Berlin/Johannesburg 07 May, 2008 -Transparency International (TI) is gravely concerned about news confirming the disbanding of the Directorate of Special Operations, South Africa’s independent police unit dedicated to fighting corruption and organised crime known as the Scorpions.
“With this decision, South Africa undermines its anti-corruption advances and stalls progress made towards building a strong national system of integrity”, said Cobus de Swardt, Managing Director of TI. “The Scorpions unit and the crimes it could stop should not fall victim to political battles. The unit’s successful track record of investigating and prosecuting should speak for itself.”
The chain of events leading to the disbanding of the Scorpions unit was initiated by an African National Congress (ANC) party National Executive Council (NEC) meeting resolution issued in December. This is troubling given that some NEC members were under investigation by the Scorpions. In this context, the disbanding deals a serious blow to the integrity of the ruling ANC party, the Cabinet and the government of South Africa.

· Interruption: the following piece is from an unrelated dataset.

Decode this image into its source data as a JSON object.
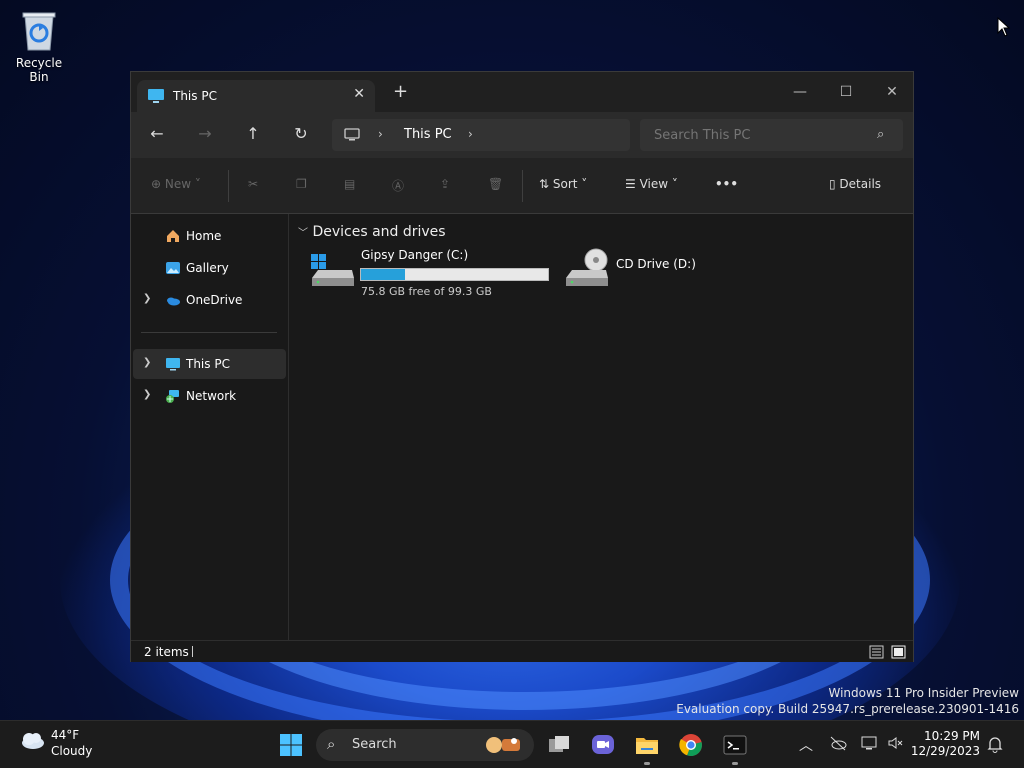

“We urge President Mbeki, the Cabinet, Parliament and all South Africans to stand up for the fight against corruption by defending the continuity of the Scorpions unit. It is disturbing that in spite of having excelled at delivering on corruption challenges the unit is being dissolved at the prime of its performance,” said Danny Titus, Chair of TI South Africa.
The Scorpions, which will now be folded into the South African Police Services, has been an outstanding independent investigative unit in Africa and globally since beginning operations in 2001. The Scorpions’ skills and commitment have led to conviction rates of up to 93 per cent, yet South African President Thabo Mbeki has now approved its disbanding. Scorpions head, Leonard McCarthy, was appointed Monday to head the World Bank’s Department of Institutional Integrity, the institution’s anti-corruption arm.